Board members wore masks and sat with an empty seat between them to adhere to social distancing guidelines in the city’s first in-person meeting since the outbreak of COVID-19.
Officials informed Bulthuis and Dennard that the county would be using money given to them through the Coronavirus Aid, Relief and Economic Security Act to build a storage warehouse of supplies to be used in the case of a second wave of COVID-19 or any other public emergency.
“[The county] is going to have a 90-day supply on a myriad of items in case of another disaster,” Bulthuis said. “This is going to be things that all cities are going to be able to get in case there’s any problems … the idea is that we all will have the warehouse of where all the items are so if there’s a second wave of this or next year, there’s a tornado or something else, there’s going to be a warehouse full of supplies.”

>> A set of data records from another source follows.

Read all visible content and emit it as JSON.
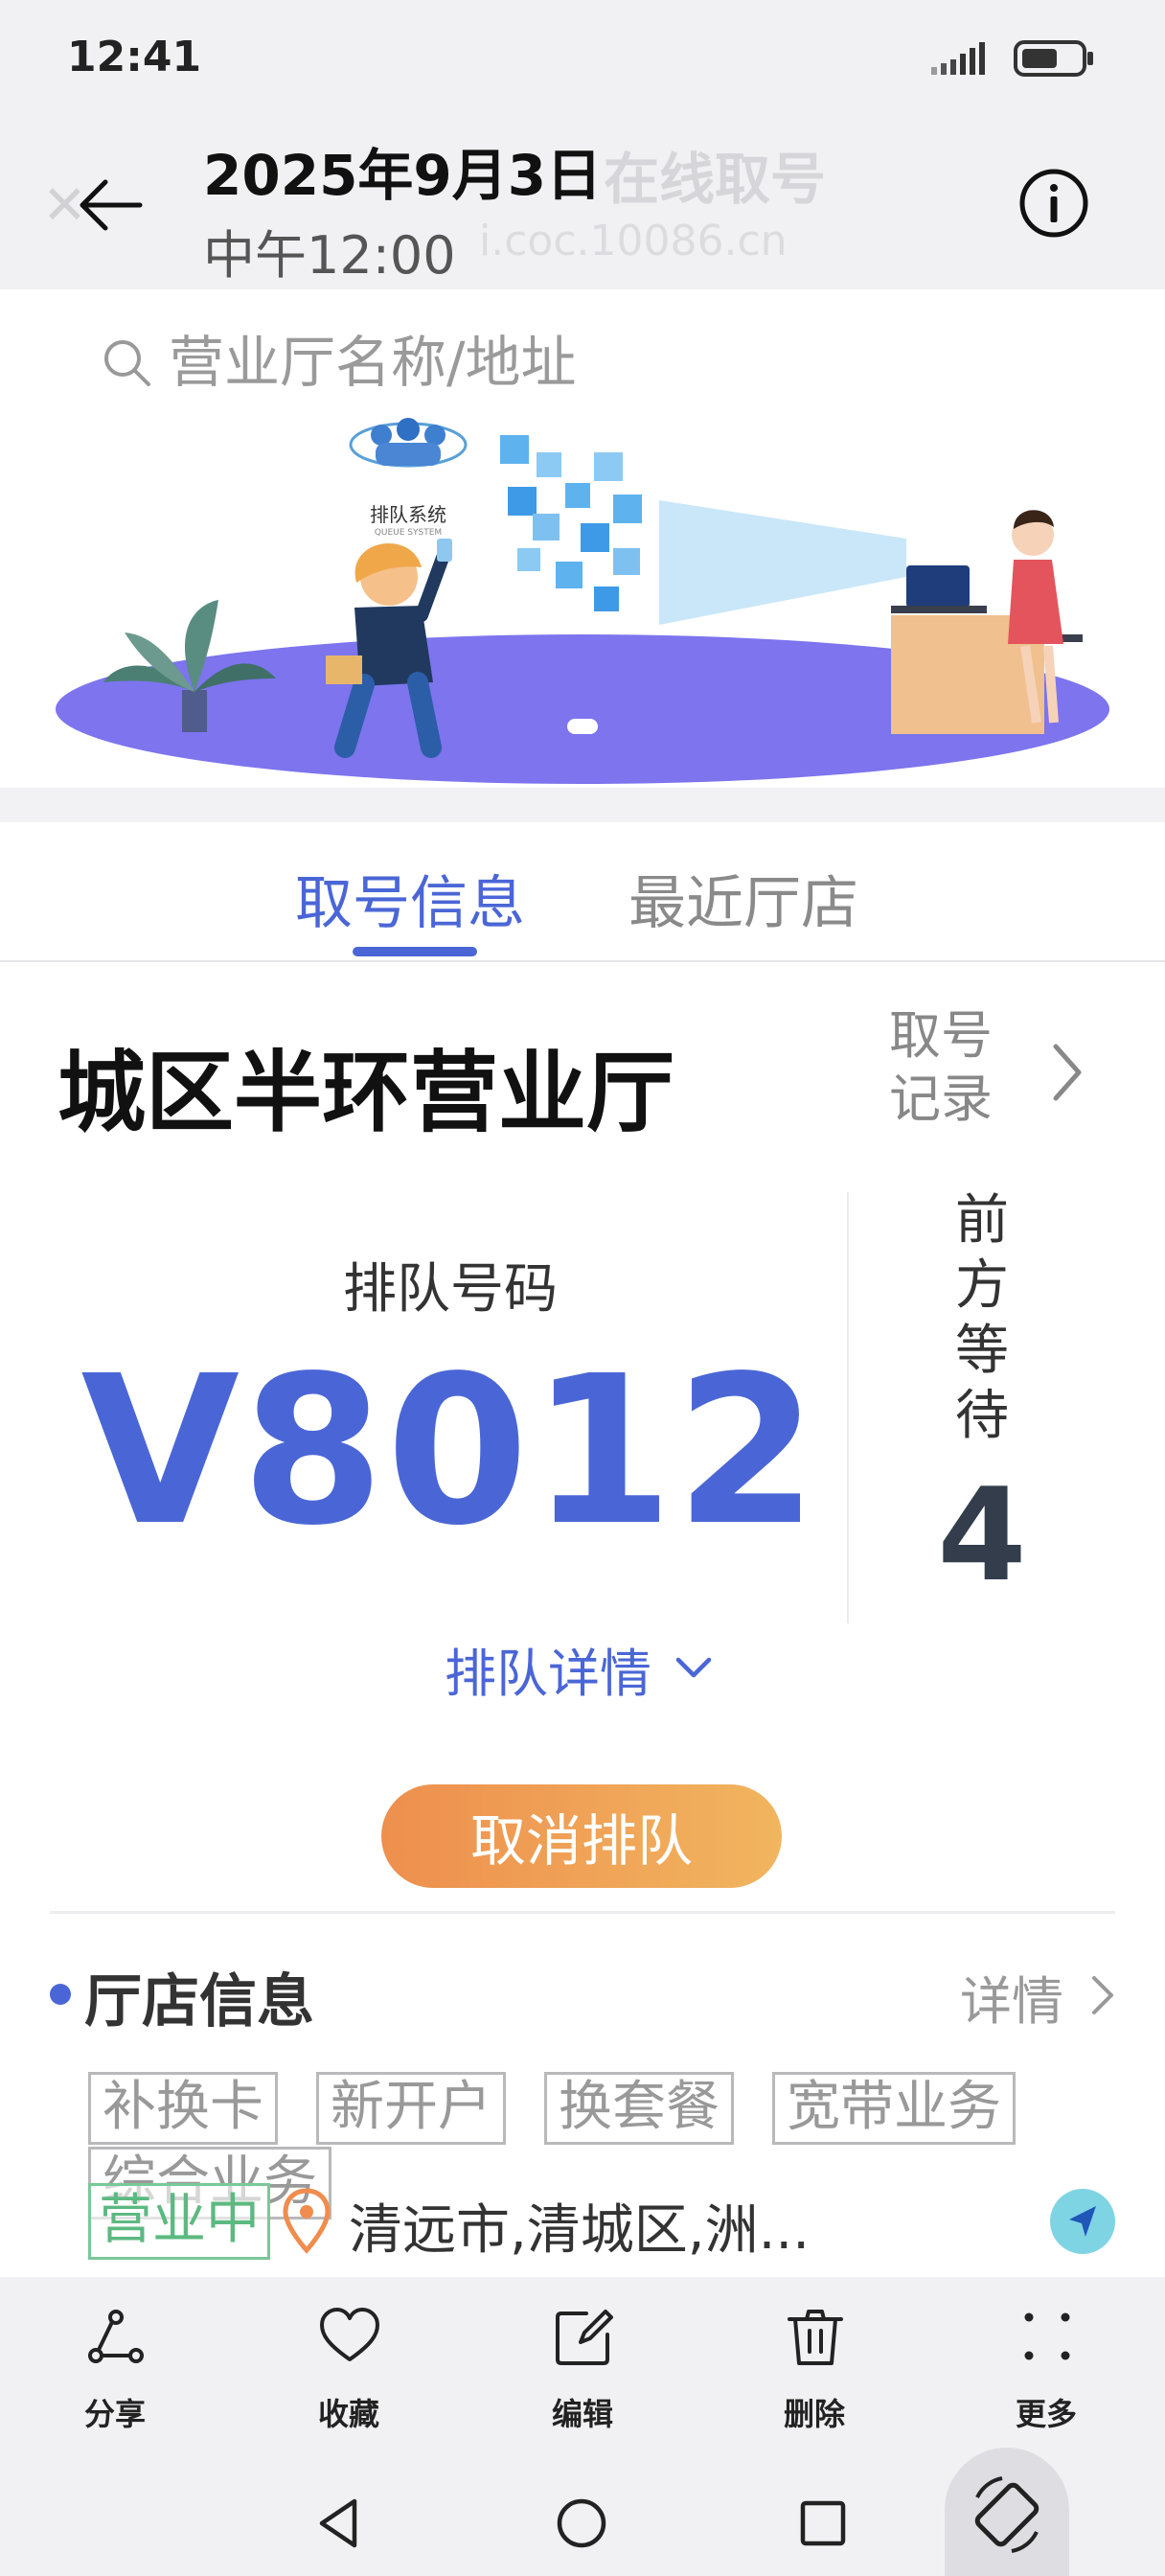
{
  "status_bar": {
    "time": "12:41"
  },
  "header": {
    "date": "2025年9月3日",
    "time": "中午12:00",
    "ghost_title": "在线取号",
    "ghost_url": "i.coc.10086.cn"
  },
  "search": {
    "placeholder": "营业厅名称/地址"
  },
  "banner": {
    "logo_text": "排队系统",
    "logo_sub": "QUEUE SYSTEM"
  },
  "tabs": [
    {
      "label": "取号信息"
    },
    {
      "label": "最近厅店"
    }
  ],
  "store": {
    "name": "城区半环营业厅",
    "record_link": "取号记录"
  },
  "queue": {
    "number_label": "排队号码",
    "number": "V8012",
    "waiting_label": "前方等待",
    "waiting_count": "4",
    "detail_label": "排队详情"
  },
  "cancel_button": "取消排队",
  "store_info": {
    "title": "厅店信息",
    "details_label": "详情",
    "tags": [
      "补换卡",
      "新开户",
      "换套餐",
      "宽带业务",
      "综合业务"
    ],
    "status": "营业中",
    "address": "清远市,清城区,洲..."
  },
  "toolbar": [
    {
      "label": "分享",
      "icon": "share-icon"
    },
    {
      "label": "收藏",
      "icon": "heart-icon"
    },
    {
      "label": "编辑",
      "icon": "edit-icon"
    },
    {
      "label": "删除",
      "icon": "trash-icon"
    },
    {
      "label": "更多",
      "icon": "more-icon"
    }
  ],
  "colors": {
    "accent": "#4a66d6",
    "cancel_start": "#ee8f4e",
    "cancel_end": "#f1b55f",
    "open_status": "#5cb981"
  }
}
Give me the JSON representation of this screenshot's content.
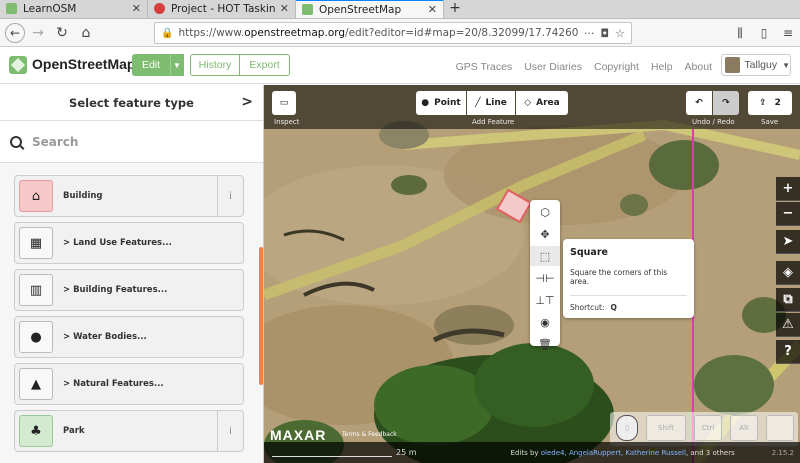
{
  "browser": {
    "tabs": [
      {
        "title": "LearnOSM",
        "color": "#7ebc6f",
        "active": false
      },
      {
        "title": "Project - HOT Tasking Ma",
        "color": "#d73f3f",
        "active": false
      },
      {
        "title": "OpenStreetMap",
        "color": "#7ebc6f",
        "active": true
      }
    ],
    "new_tab": "+",
    "url_prefix": "https://www.",
    "url_host": "openstreetmap.org",
    "url_rest": "/edit?editor=id#map=20/8.32099/17.74260",
    "url_menu": "···"
  },
  "osm": {
    "brand": "OpenStreetMap",
    "edit": "Edit",
    "history": "History",
    "export": "Export",
    "links": [
      "GPS Traces",
      "User Diaries",
      "Copyright",
      "Help",
      "About"
    ],
    "user": "Tallguy"
  },
  "sidebar": {
    "title": "Select feature type",
    "search_placeholder": "Search",
    "items": [
      {
        "label": "Building",
        "icon": "building-icon",
        "glyph": "⌂",
        "kind": "building",
        "info": "i"
      },
      {
        "label": "> Land Use Features...",
        "icon": "landuse-icon",
        "glyph": "▦",
        "kind": "cat"
      },
      {
        "label": "> Building Features...",
        "icon": "building-features-icon",
        "glyph": "▥",
        "kind": "cat"
      },
      {
        "label": "> Water Bodies...",
        "icon": "water-icon",
        "glyph": "●",
        "kind": "cat"
      },
      {
        "label": "> Natural Features...",
        "icon": "natural-icon",
        "glyph": "▲",
        "kind": "cat"
      },
      {
        "label": "Park",
        "icon": "park-icon",
        "glyph": "♣",
        "kind": "park",
        "info": "i"
      }
    ]
  },
  "map": {
    "inspect": "Inspect",
    "add_feature": "Add Feature",
    "point": "Point",
    "line": "Line",
    "area": "Area",
    "undo_redo": "Undo / Redo",
    "save": "Save",
    "save_count": "2",
    "tooltip": {
      "title": "Square",
      "desc": "Square the corners of this area.",
      "shortcut_label": "Shortcut:",
      "shortcut_key": "Q"
    },
    "imagery": "MAXAR",
    "terms": "Terms & Feedback",
    "scale": "25 m",
    "edits_prefix": "Edits by ",
    "editors": "olede4, AngelaRuppert, Katherine Russell",
    "edits_suffix": ", and 3 others",
    "version": "2.15.2",
    "keys": [
      "Shift",
      "Ctrl",
      "Alt"
    ]
  }
}
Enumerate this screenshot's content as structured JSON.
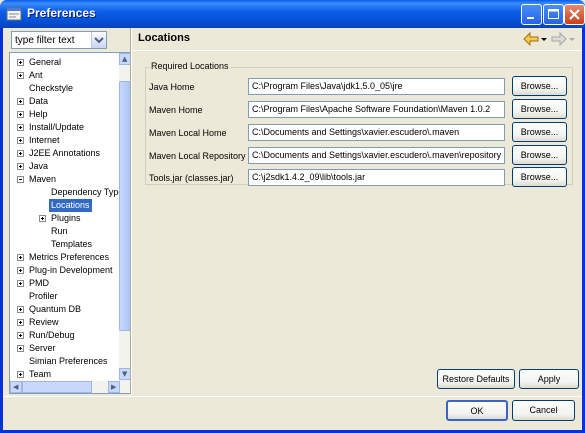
{
  "window": {
    "title": "Preferences"
  },
  "filter": {
    "placeholder": "type filter text"
  },
  "tree": {
    "items": [
      {
        "label": "General",
        "expander": "plus"
      },
      {
        "label": "Ant",
        "expander": "plus"
      },
      {
        "label": "Checkstyle",
        "expander": ""
      },
      {
        "label": "Data",
        "expander": "plus"
      },
      {
        "label": "Help",
        "expander": "plus"
      },
      {
        "label": "Install/Update",
        "expander": "plus"
      },
      {
        "label": "Internet",
        "expander": "plus"
      },
      {
        "label": "J2EE Annotations",
        "expander": "plus"
      },
      {
        "label": "Java",
        "expander": "plus"
      },
      {
        "label": "Maven",
        "expander": "minus"
      },
      {
        "label": "Dependency Type",
        "expander": "",
        "indent": 1
      },
      {
        "label": "Locations",
        "expander": "",
        "indent": 1,
        "selected": true
      },
      {
        "label": "Plugins",
        "expander": "plus",
        "indent": 1
      },
      {
        "label": "Run",
        "expander": "",
        "indent": 1
      },
      {
        "label": "Templates",
        "expander": "",
        "indent": 1
      },
      {
        "label": "Metrics Preferences",
        "expander": "plus"
      },
      {
        "label": "Plug-in Development",
        "expander": "plus"
      },
      {
        "label": "PMD",
        "expander": "plus"
      },
      {
        "label": "Profiler",
        "expander": ""
      },
      {
        "label": "Quantum DB",
        "expander": "plus"
      },
      {
        "label": "Review",
        "expander": "plus"
      },
      {
        "label": "Run/Debug",
        "expander": "plus"
      },
      {
        "label": "Server",
        "expander": "plus"
      },
      {
        "label": "Simian Preferences",
        "expander": ""
      },
      {
        "label": "Team",
        "expander": "plus"
      }
    ]
  },
  "page": {
    "title": "Locations",
    "group_label": "Required Locations",
    "rows": [
      {
        "label": "Java Home",
        "value": "C:\\Program Files\\Java\\jdk1.5.0_05\\jre",
        "button": "Browse..."
      },
      {
        "label": "Maven Home",
        "value": "C:\\Program Files\\Apache Software Foundation\\Maven 1.0.2",
        "button": "Browse..."
      },
      {
        "label": "Maven Local Home",
        "value": "C:\\Documents and Settings\\xavier.escudero\\.maven",
        "button": "Browse..."
      },
      {
        "label": "Maven Local Repository",
        "value": "C:\\Documents and Settings\\xavier.escudero\\.maven\\repository",
        "button": "Browse..."
      },
      {
        "label": "Tools.jar (classes.jar)",
        "value": "C:\\j2sdk1.4.2_09\\lib\\tools.jar",
        "button": "Browse..."
      }
    ],
    "restore_defaults": "Restore Defaults",
    "apply": "Apply"
  },
  "dialog": {
    "ok": "OK",
    "cancel": "Cancel"
  },
  "colors": {
    "selection": "#316ac5",
    "titlebar": "#0a5ce8",
    "face": "#ece9d8"
  }
}
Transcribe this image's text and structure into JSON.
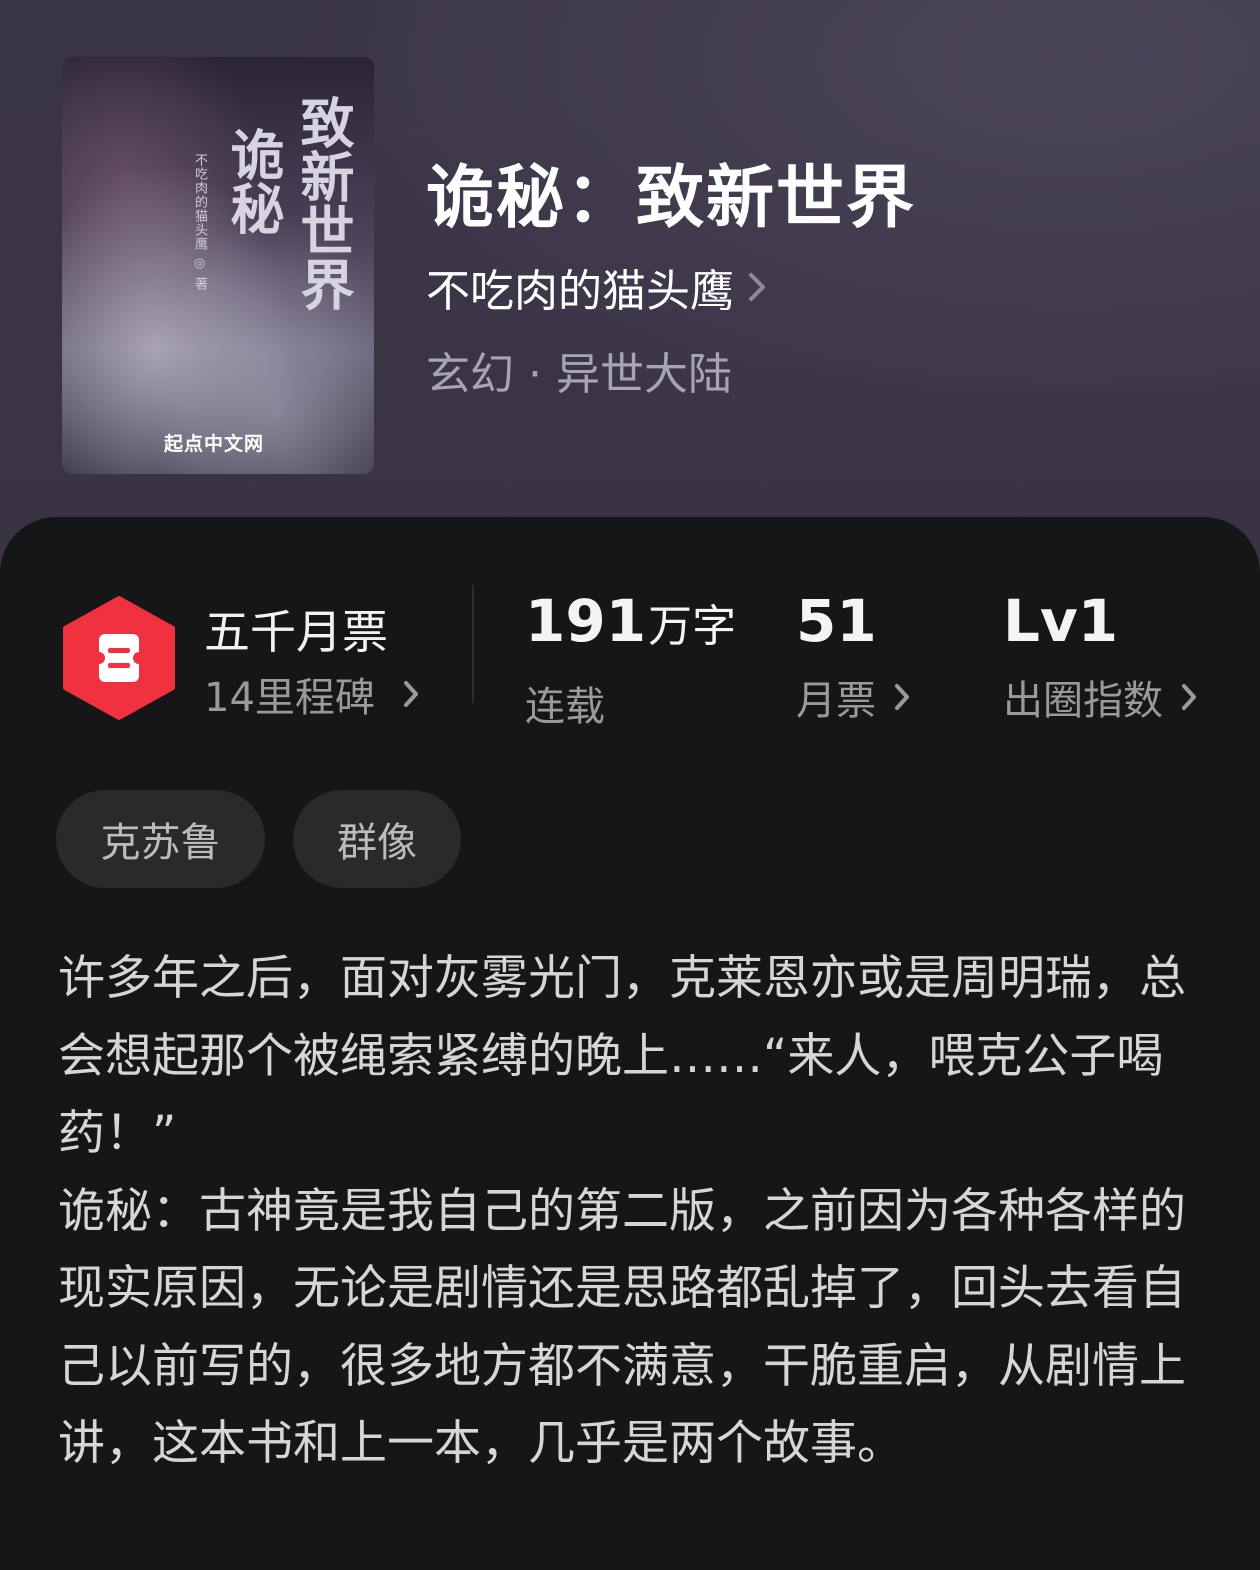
{
  "book": {
    "title": "诡秘：致新世界",
    "author": "不吃肉的猫头鹰",
    "genre": "玄幻 · 异世大陆",
    "cover": {
      "title_col1": "致新世界",
      "title_col2": "诡秘",
      "author_line": "不吃肉的猫头鹰 ◎ 著",
      "publisher": "起点中文网"
    }
  },
  "monthly_pass": {
    "title": "五千月票",
    "subtitle": "14里程碑",
    "icon": "ticket-icon",
    "badge_color": "#f0313f"
  },
  "stats": [
    {
      "value": "191",
      "unit": "万字",
      "label": "连载"
    },
    {
      "value": "51",
      "label": "月票"
    },
    {
      "value": "Lv1",
      "label": "出圈指数"
    }
  ],
  "tags": [
    "克苏鲁",
    "群像"
  ],
  "description": {
    "para1": "许多年之后，面对灰雾光门，克莱恩亦或是周明瑞，总会想起那个被绳索紧缚的晚上……“来人，喂克公子喝药！”",
    "para2": "诡秘：古神竟是我自己的第二版，之前因为各种各样的现实原因，无论是剧情还是思路都乱掉了，回头去看自己以前写的，很多地方都不满意，干脆重启，从剧情上讲，这本书和上一本，几乎是两个故事。"
  }
}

Dennard said that it was disappointing to see that the city did not have a better stockpile of personal protective equipment, so seeing the county take this initiative is worthwhile. Bulthuis said he was pleased to see the county build the warehouse.
After the meeting, Dennard elaborated on the county’s plans. He said the warehouse will be in Austell and will house PPE and other items the county and cities think could be in short supply during another public emergency.
Dennard also said he believes cities will have to go through Cobb County’s Emergency Management Agency to receive needed supplies.
Cobb building this warehouse is much appreciated, Dennard said, as he again noted that Acworth was running low on PPE early on in the pandemic. The community worked together to provide the Acworth Police Department and each other with masks and other PPE.
“I don’t think anyone was prepared with the quantities of PPE for what came our way,” Dennard said. “I know from our own perspective as a police department, although we had some supplies of PPE for normal operations, we were not stocked up for long term need. … the county’s idea of creating our own local stock pile that is managed and maintained locally is a very good idea.”
Donations to the police department came from churches like Freedom Church and NorthStar Church — which both donated N95 and KN95 masks. Dennard said that records employees even created over 300 cloth masks for the department.
“Our city was very resilient,” Dennard said. “We are blessed with good leadership, good personnel, and great community partners, including the County and other cities. We quickly enacted protocols that kept our employees safe and our city function never lost a beat. Every critical service that is expected in regards to the functionality of the city remained intact.”
Arielle Robinson is an undergrad at Kennesaw State University. She is the president of the university’s Society of Professional Journalists and an editor at the KSU Sentinel. She enjoys music, reading poetry and non-fiction books and collecting books and records.